Many of the more complicated oral surgery procedures can now be performed in the office with the aid of I.V. sedation. Commonly referred to as “twilight sleep”, sedation differs from general anesthesia in that you will always be responsive to your environment, even though the chances are you won’t remember much about the procedure. A local anesthetic is administered to further increase the comfort and safety of the procedure.
For further safety we require:
- That you have nothing to eat or drink for six hours before the procedure. If your surgery is to be in the morning, eat or drink nothing upon arising. If your surgery is planned for the afternoon, you may have clear liquids (soup broth, black coffee, water, apple juice, etc.) for breakfast, then nothing. If you have had any drug reactions or sensitivities, you must tell your doctor about these, for they may influence the choice of medications.
- PLEASE REMOVE ANY FINGER NAIL POLISH OFF OF ONE OF YOUR INDEX FINGERS BEFORE YOUR SURGERY.
- A responsible adult must accompany you to the office, remain here while you are having surgery, and drive you home.
- Because you will have received sedation medications, your reflexes and level of consciousness will be depressed for several hours after the procedure. You are not to drive, operate machinery, or be walking by yourself for the remainder of the day.

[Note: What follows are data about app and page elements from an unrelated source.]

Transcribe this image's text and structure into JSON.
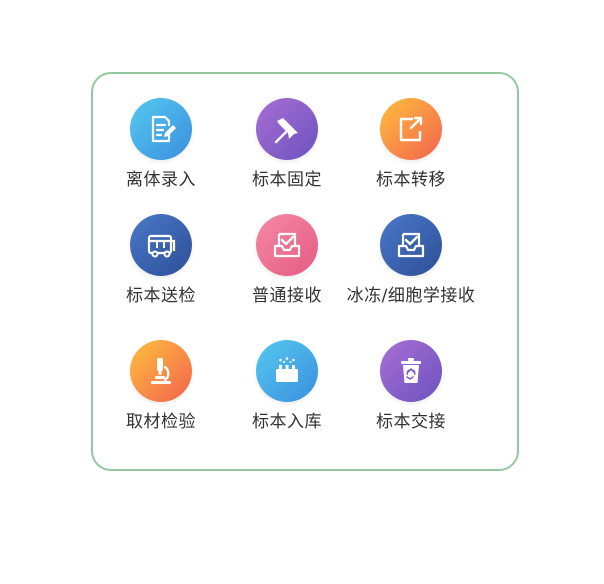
{
  "menu": {
    "items": [
      {
        "label": "离体录入",
        "icon": "document-edit-icon",
        "color_from": "#55c8f0",
        "color_to": "#3c8fde"
      },
      {
        "label": "标本固定",
        "icon": "pushpin-icon",
        "color_from": "#a86fd4",
        "color_to": "#6d52bf"
      },
      {
        "label": "标本转移",
        "icon": "transfer-export-icon",
        "color_from": "#ffbf3d",
        "color_to": "#f2624f"
      },
      {
        "label": "标本送检",
        "icon": "bus-icon",
        "color_from": "#4a78c9",
        "color_to": "#2d4f96"
      },
      {
        "label": "普通接收",
        "icon": "inbox-check-icon",
        "color_from": "#f58aa5",
        "color_to": "#e45a82"
      },
      {
        "label": "冰冻/细胞学接收",
        "icon": "inbox-check-icon",
        "color_from": "#4a78c9",
        "color_to": "#2d4f96"
      },
      {
        "label": "取材检验",
        "icon": "microscope-icon",
        "color_from": "#ffbf3d",
        "color_to": "#f2624f"
      },
      {
        "label": "标本入库",
        "icon": "specimen-rack-icon",
        "color_from": "#55c8f0",
        "color_to": "#3c8fde"
      },
      {
        "label": "标本交接",
        "icon": "recycle-bin-icon",
        "color_from": "#a86fd4",
        "color_to": "#6d52bf"
      }
    ]
  }
}
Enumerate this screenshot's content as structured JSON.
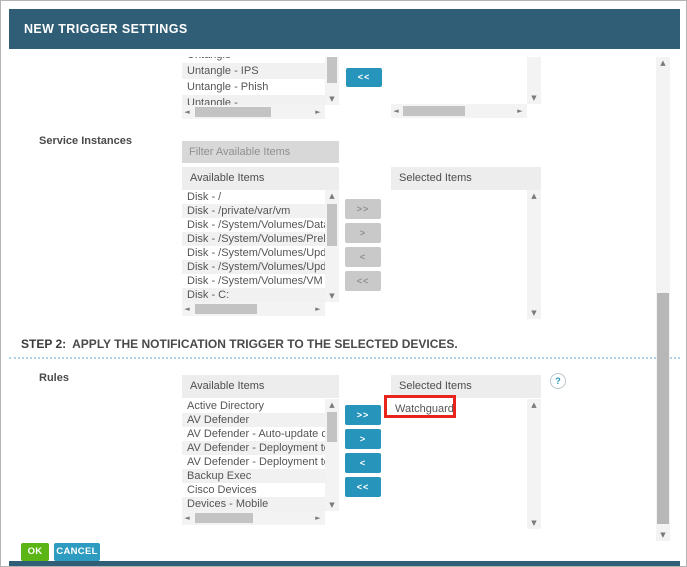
{
  "title": "NEW TRIGGER SETTINGS",
  "transfer": {
    "all_right": ">>",
    "one_right": ">",
    "one_left": "<",
    "all_left": "<<"
  },
  "top_partial_section": {
    "partial_item_above": "Untangle -",
    "items": [
      "Untangle - IPS",
      "Untangle - Phish"
    ],
    "partial_item_below": "Untangle -"
  },
  "service_instances": {
    "label": "Service Instances",
    "filter_placeholder": "Filter Available Items",
    "available_header": "Available Items",
    "selected_header": "Selected Items",
    "available_items": [
      "Disk - /",
      "Disk - /private/var/vm",
      "Disk - /System/Volumes/Data",
      "Disk - /System/Volumes/Preboot",
      "Disk - /System/Volumes/Update",
      "Disk - /System/Volumes/Update/",
      "Disk - /System/Volumes/VM",
      "Disk - C:"
    ],
    "selected_items": []
  },
  "step2": {
    "label": "STEP 2:",
    "text": "APPLY THE NOTIFICATION TRIGGER TO THE SELECTED DEVICES."
  },
  "rules": {
    "label": "Rules",
    "available_header": "Available Items",
    "selected_header": "Selected Items",
    "available_items": [
      "Active Directory",
      "AV Defender",
      "AV Defender - Auto-update confi",
      "AV Defender - Deployment to Se",
      "AV Defender - Deployment to Wo",
      "Backup Exec",
      "Cisco Devices",
      "Devices - Mobile"
    ],
    "selected_items": [
      "Watchguard"
    ],
    "help_label": "?"
  },
  "footer": {
    "ok": "OK",
    "cancel": "CANCEL"
  },
  "colors": {
    "header_bg": "#305e77",
    "accent_teal": "#2795bb",
    "ok_green": "#5bb514",
    "highlight_red": "#e9241c"
  }
}
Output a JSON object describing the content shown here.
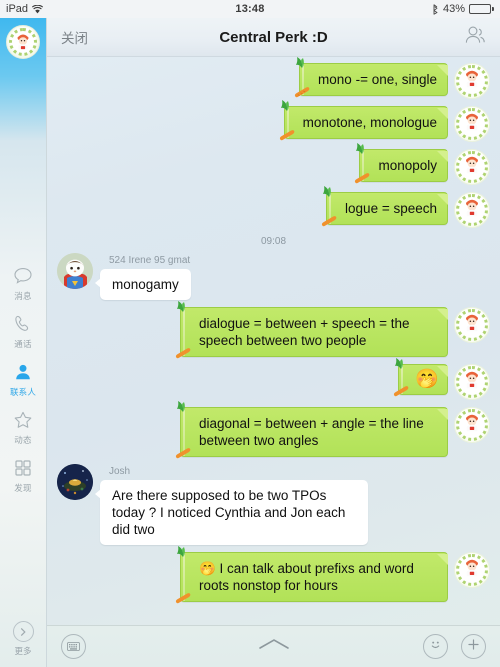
{
  "status_bar": {
    "device": "iPad",
    "wifi_icon": "wifi-icon",
    "time": "13:48",
    "bluetooth_icon": "bluetooth-icon",
    "battery_percent": "43%",
    "battery_level": 43
  },
  "sidebar": {
    "avatar_name": "user-avatar",
    "items": [
      {
        "label": "消息",
        "icon": "chat-bubble-icon",
        "active": false
      },
      {
        "label": "通话",
        "icon": "phone-icon",
        "active": false
      },
      {
        "label": "联系人",
        "icon": "person-icon",
        "active": true
      },
      {
        "label": "动态",
        "icon": "star-icon",
        "active": false
      },
      {
        "label": "发现",
        "icon": "grid-icon",
        "active": false
      }
    ],
    "more": {
      "label": "更多",
      "icon": "chevron-right-circle-icon"
    }
  },
  "navbar": {
    "close_label": "关闭",
    "title": "Central Perk :D",
    "members_icon": "people-icon"
  },
  "conversation": {
    "time_separator": "09:08",
    "messages": [
      {
        "id": "m1",
        "direction": "out",
        "type": "text",
        "text": "mono -= one, single",
        "sender": "",
        "avatar": "wreath"
      },
      {
        "id": "m2",
        "direction": "out",
        "type": "text",
        "text": "monotone, monologue",
        "sender": "",
        "avatar": "wreath"
      },
      {
        "id": "m3",
        "direction": "out",
        "type": "text",
        "text": "monopoly",
        "sender": "",
        "avatar": "wreath"
      },
      {
        "id": "m4",
        "direction": "out",
        "type": "text",
        "text": "logue = speech",
        "sender": "",
        "avatar": "wreath"
      },
      {
        "id": "m5",
        "direction": "in",
        "type": "text",
        "text": "monogamy",
        "sender": "524 Irene 95 gmat",
        "avatar": "hero"
      },
      {
        "id": "m6",
        "direction": "out",
        "type": "text",
        "text": "dialogue = between + speech = the speech between two people",
        "sender": "",
        "avatar": "wreath"
      },
      {
        "id": "m7",
        "direction": "out",
        "type": "emoji",
        "text": "🤭",
        "sender": "",
        "avatar": "wreath"
      },
      {
        "id": "m8",
        "direction": "out",
        "type": "text",
        "text": "diagonal = between + angle = the line between two angles",
        "sender": "",
        "avatar": "wreath"
      },
      {
        "id": "m9",
        "direction": "in",
        "type": "text",
        "text": "Are there supposed to be two TPOs today ? I noticed Cynthia and Jon each did two",
        "sender": "Josh",
        "avatar": "night"
      },
      {
        "id": "m10",
        "direction": "out",
        "type": "text",
        "text": "🤭 I can talk about prefixs and word roots nonstop for hours",
        "sender": "",
        "avatar": "wreath"
      }
    ]
  },
  "toolbar": {
    "keyboard_icon": "keyboard-icon",
    "collapse_icon": "chevron-up-icon",
    "emoji_icon": "smiley-icon",
    "add_icon": "plus-icon"
  },
  "colors": {
    "accent": "#2fa7e8",
    "bubble_out": "#bbe663",
    "bubble_out_border": "#9ccd45",
    "bubble_in": "#ffffff",
    "background": "#dfe8ef"
  }
}
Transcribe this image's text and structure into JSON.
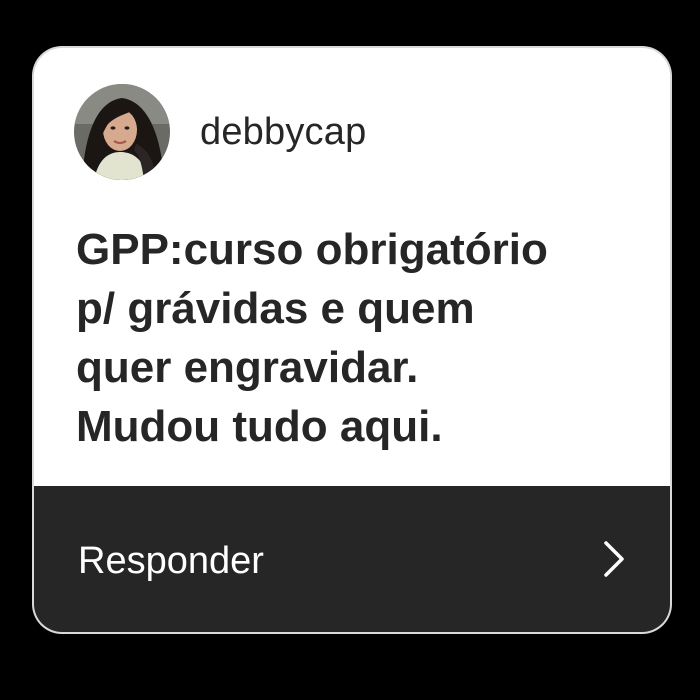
{
  "post": {
    "username": "debbycap",
    "message": "GPP:curso obrigatório\np/ grávidas e quem\nquer engravidar.\nMudou tudo aqui."
  },
  "reply": {
    "label": "Responder",
    "icon": "chevron-right-icon"
  },
  "colors": {
    "background": "#000000",
    "card": "#ffffff",
    "text": "#262626",
    "footer": "#262626",
    "footer_text": "#ffffff"
  }
}
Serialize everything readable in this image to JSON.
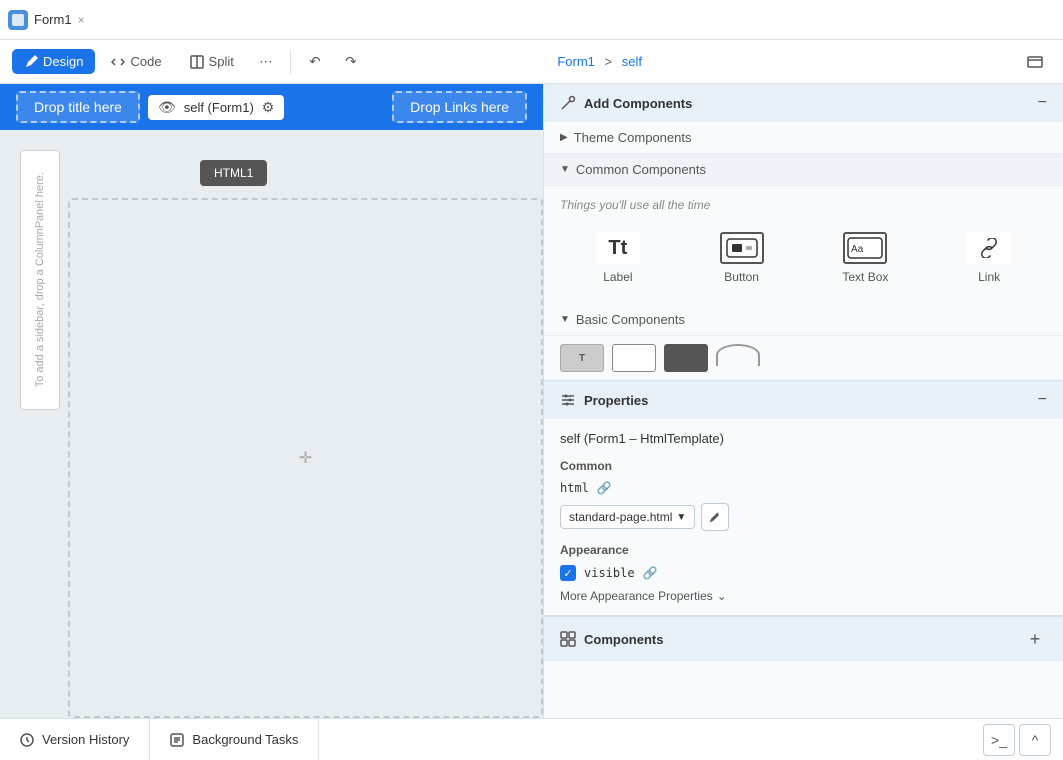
{
  "tab": {
    "title": "Form1",
    "close_label": "×"
  },
  "toolbar": {
    "design_label": "Design",
    "code_label": "Code",
    "split_label": "Split",
    "more_label": "⋯",
    "undo_label": "↶",
    "redo_label": "↷",
    "breadcrumb_form": "Form1",
    "breadcrumb_arrow": ">",
    "breadcrumb_page": "self"
  },
  "canvas": {
    "drop_title": "Drop title here",
    "selector_text": "self (Form1)",
    "drop_links": "Drop Links here",
    "html_btn": "HTML1",
    "column_panel_text": "To add a sidebar, drop a ColumnPanel here."
  },
  "add_components": {
    "section_title": "Add Components",
    "theme_components_label": "Theme Components",
    "common_components_label": "Common Components",
    "common_hint": "Things you'll use all the time",
    "components": [
      {
        "label": "Label",
        "icon_text": "Tt",
        "type": "text"
      },
      {
        "label": "Button",
        "icon_text": "☐",
        "type": "button"
      },
      {
        "label": "Text Box",
        "icon_text": "▭",
        "type": "textbox"
      },
      {
        "label": "Link",
        "icon_text": "🔗",
        "type": "link"
      }
    ],
    "basic_components_label": "Basic Components"
  },
  "properties": {
    "section_title": "Properties",
    "component_name": "self (Form1 – HtmlTemplate)",
    "common_label": "Common",
    "html_prop_name": "html",
    "html_value": "standard-page.html",
    "appearance_label": "Appearance",
    "visible_label": "visible",
    "more_appearance_label": "More Appearance Properties",
    "chevron_down": "⌄"
  },
  "components_bottom": {
    "section_title": "Components"
  },
  "bottom_bar": {
    "version_history_label": "Version History",
    "background_tasks_label": "Background Tasks",
    "terminal_icon": ">_",
    "chevron_up": "^"
  }
}
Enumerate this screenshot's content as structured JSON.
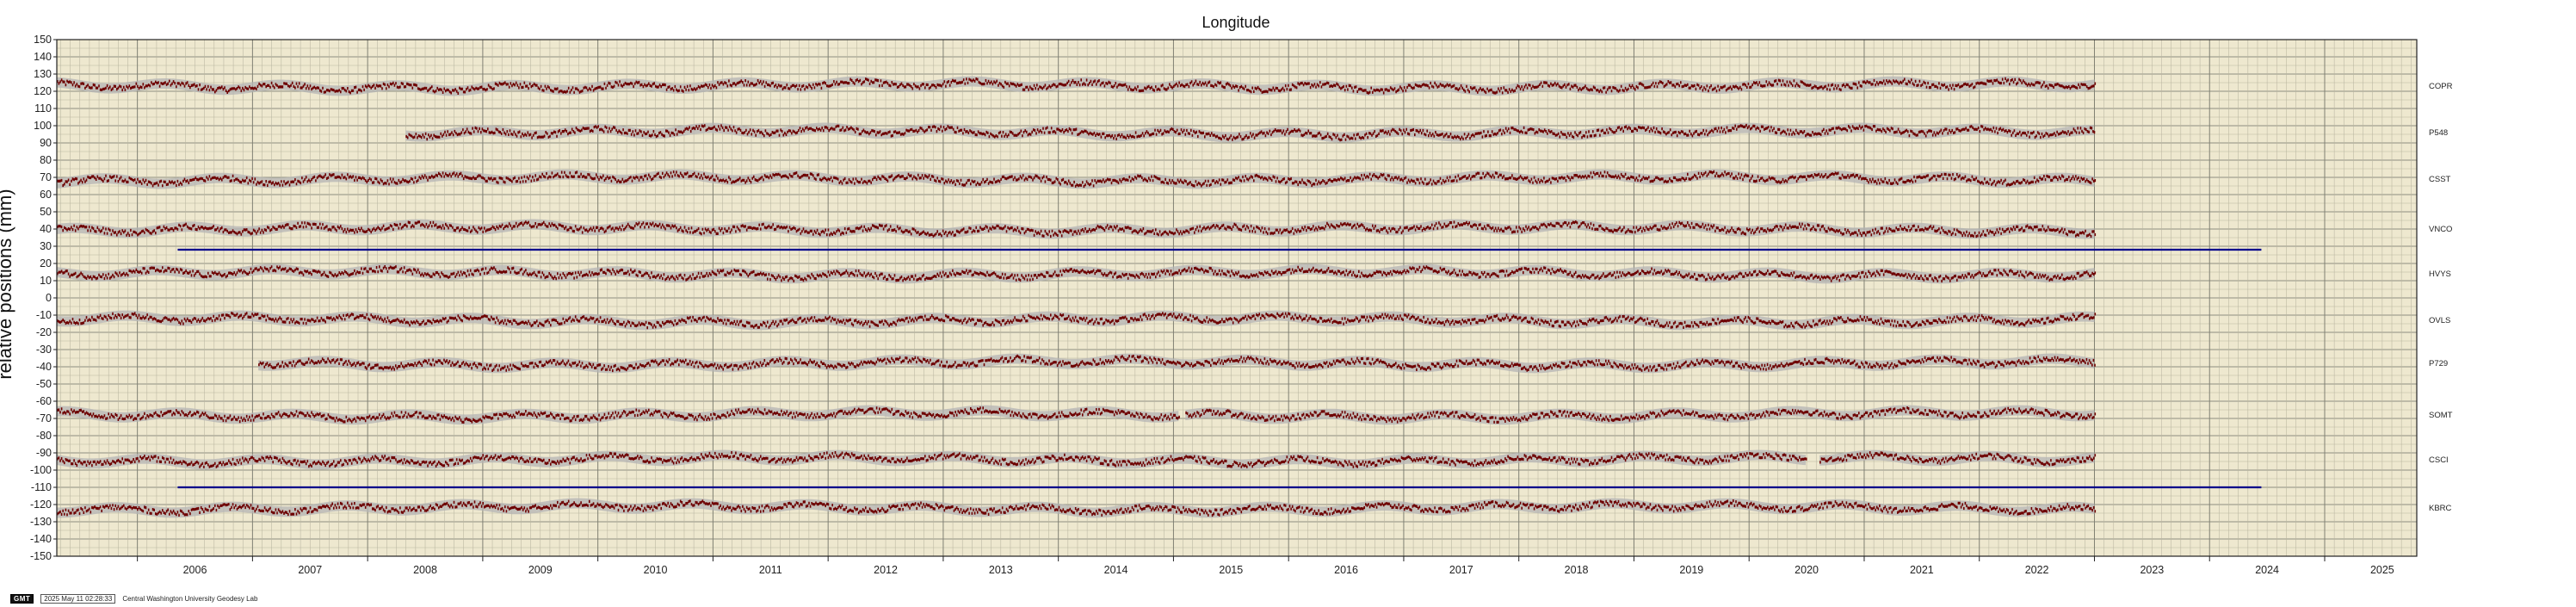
{
  "chart_data": {
    "type": "scatter",
    "title": "Longitude",
    "ylabel": "relative positions (mm)",
    "xlabel": "",
    "xlim": [
      2005.3,
      2025.8
    ],
    "ylim": [
      -150,
      150
    ],
    "y_ticks": [
      150,
      140,
      130,
      120,
      110,
      100,
      90,
      80,
      70,
      60,
      50,
      40,
      30,
      20,
      10,
      0,
      -10,
      -20,
      -30,
      -40,
      -50,
      -60,
      -70,
      -80,
      -90,
      -100,
      -110,
      -120,
      -130,
      -140,
      -150
    ],
    "x_ticks": [
      "2006",
      "2007",
      "2008",
      "2009",
      "2010",
      "2011",
      "2012",
      "2013",
      "2014",
      "2015",
      "2016",
      "2017",
      "2018",
      "2019",
      "2020",
      "2021",
      "2022",
      "2023",
      "2024",
      "2025"
    ],
    "grid": true,
    "background_color": "#eee8cf",
    "point_color": "#6e0000",
    "uncertainty_color": "#b4b4b4",
    "event_line_color": "#00008b",
    "series": [
      {
        "name": "COPR",
        "offset": 123,
        "start": 2005.3,
        "end": 2023.0,
        "gaps": []
      },
      {
        "name": "P548",
        "offset": 96,
        "start": 2008.33,
        "end": 2023.0,
        "gaps": []
      },
      {
        "name": "CSST",
        "offset": 69,
        "start": 2005.3,
        "end": 2023.0,
        "gaps": []
      },
      {
        "name": "VNCO",
        "offset": 40,
        "start": 2005.3,
        "end": 2023.0,
        "gaps": []
      },
      {
        "name": "HVYS",
        "offset": 14,
        "start": 2005.3,
        "end": 2023.0,
        "gaps": []
      },
      {
        "name": "OVLS",
        "offset": -13,
        "start": 2005.3,
        "end": 2023.0,
        "gaps": []
      },
      {
        "name": "P729",
        "offset": -38,
        "start": 2007.05,
        "end": 2023.0,
        "gaps": []
      },
      {
        "name": "SOMT",
        "offset": -68,
        "start": 2005.3,
        "end": 2023.0,
        "gaps": [
          [
            2015.05,
            2015.1
          ]
        ]
      },
      {
        "name": "CSCI",
        "offset": -94,
        "start": 2005.3,
        "end": 2023.0,
        "gaps": [
          [
            2020.5,
            2020.6
          ]
        ]
      },
      {
        "name": "KBRC",
        "offset": -122,
        "start": 2005.3,
        "end": 2023.0,
        "gaps": []
      }
    ],
    "event_lines": [
      {
        "y": 28,
        "x_start": 2006.35,
        "x_end": 2024.45
      },
      {
        "y": -110,
        "x_start": 2006.35,
        "x_end": 2024.45
      }
    ]
  },
  "footer": {
    "badge": "GMT",
    "timestamp": "2025 May 11 02:28:33",
    "lab": "Central Washington University Geodesy Lab"
  }
}
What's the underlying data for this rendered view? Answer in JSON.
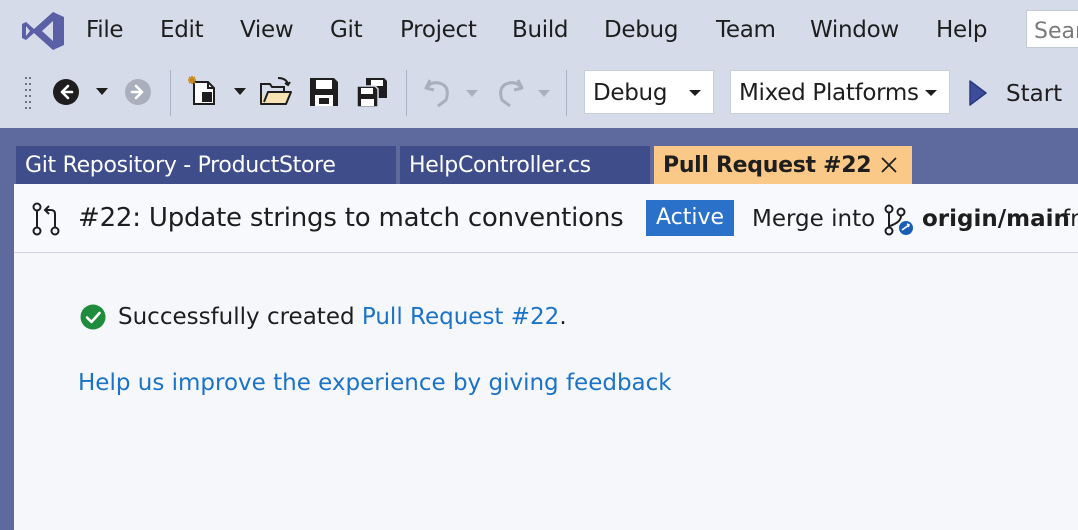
{
  "colors": {
    "chrome_bg": "#d6dbe9",
    "frame_bg": "#5e6a9e",
    "inactive_tab": "#3f4d8a",
    "active_tab": "#fbc987",
    "badge": "#2a71c9",
    "link": "#1a73c7",
    "success": "#1e8c3c"
  },
  "menu": {
    "items": [
      "File",
      "Edit",
      "View",
      "Git",
      "Project",
      "Build",
      "Debug",
      "Team",
      "Window",
      "Help"
    ],
    "search_placeholder": "Search"
  },
  "toolbar": {
    "icons": [
      "back-icon",
      "forward-icon",
      "new-project-icon",
      "open-folder-icon",
      "save-icon",
      "save-all-icon",
      "undo-icon",
      "redo-icon",
      "start-icon"
    ],
    "configuration": "Debug",
    "platform": "Mixed Platforms",
    "start_label": "Start"
  },
  "tabs": [
    {
      "label": "Git Repository - ProductStore",
      "active": false
    },
    {
      "label": "HelpController.cs",
      "active": false
    },
    {
      "label": "Pull Request #22",
      "active": true
    }
  ],
  "pull_request": {
    "title": "#22: Update strings to match conventions",
    "status": "Active",
    "merge_label": "Merge into",
    "target_branch": "origin/main",
    "from_label": "from"
  },
  "content": {
    "success_prefix": "Successfully created ",
    "success_link": "Pull Request #22",
    "success_suffix": ".",
    "feedback_link": "Help us improve the experience by giving feedback"
  }
}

By following this protocol, you can confidently approach your surgery knowing that it will be a safe and comfortable procedure.